Reproduce the records exactly, but not the pictures.

'''

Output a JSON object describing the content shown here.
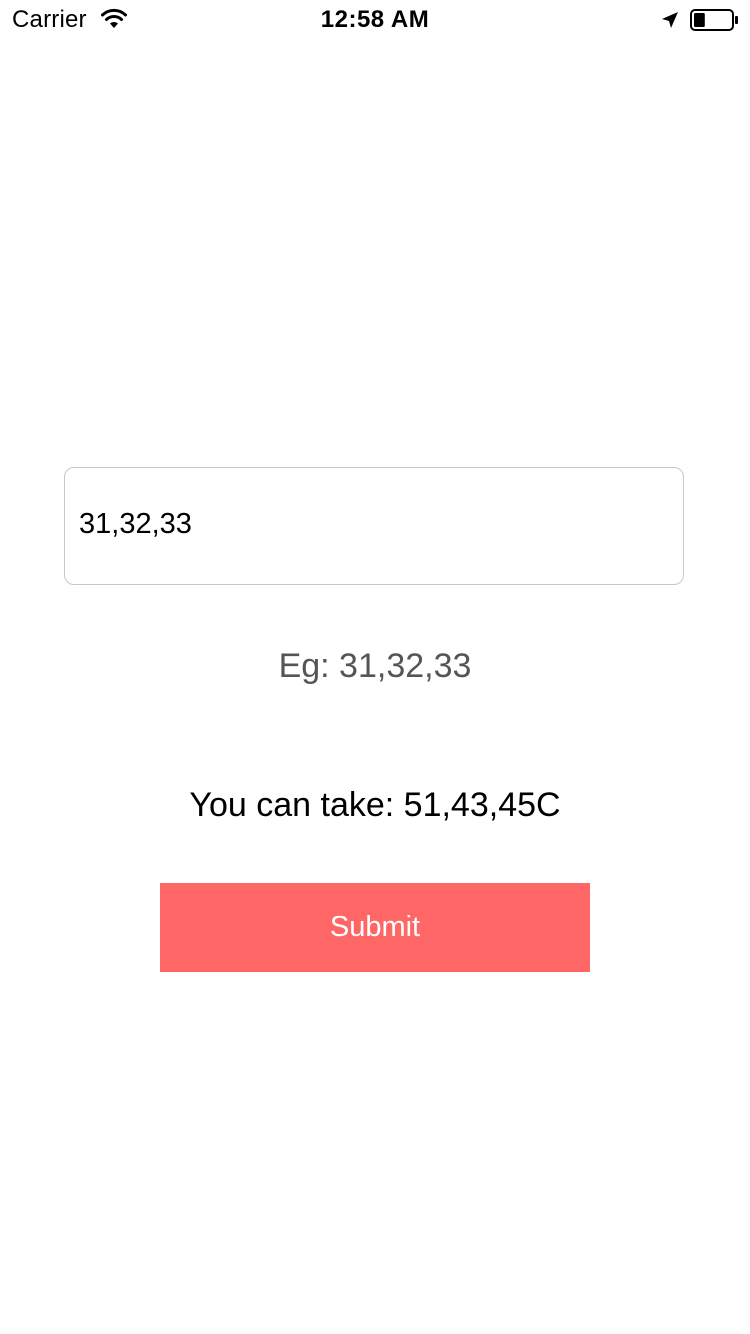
{
  "status_bar": {
    "carrier": "Carrier",
    "time": "12:58 AM",
    "icons": [
      "wifi-icon",
      "location-arrow-icon",
      "battery-icon"
    ],
    "battery_level": 0.3
  },
  "form": {
    "input_value": "31,32,33",
    "hint": "Eg: 31,32,33",
    "result": "You can take: 51,43,45C",
    "submit_label": "Submit"
  },
  "colors": {
    "submit_background": "#ff6666",
    "submit_text": "#ffffff",
    "hint_text": "#555555",
    "input_border": "#c8c8c8"
  }
}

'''

= Exercise result =
Output a JSON object describing the content shown here.
{
  "status_bar": {
    "carrier": "Carrier",
    "time": "12:58 AM",
    "icons": [
      "wifi-icon",
      "location-arrow-icon",
      "battery-icon"
    ],
    "battery_level": 0.3
  },
  "form": {
    "input_value": "31,32,33",
    "hint": "Eg: 31,32,33",
    "result": "You can take: 51,43,45C",
    "submit_label": "Submit"
  },
  "colors": {
    "submit_background": "#ff6666",
    "submit_text": "#ffffff",
    "hint_text": "#555555",
    "input_border": "#c8c8c8"
  }
}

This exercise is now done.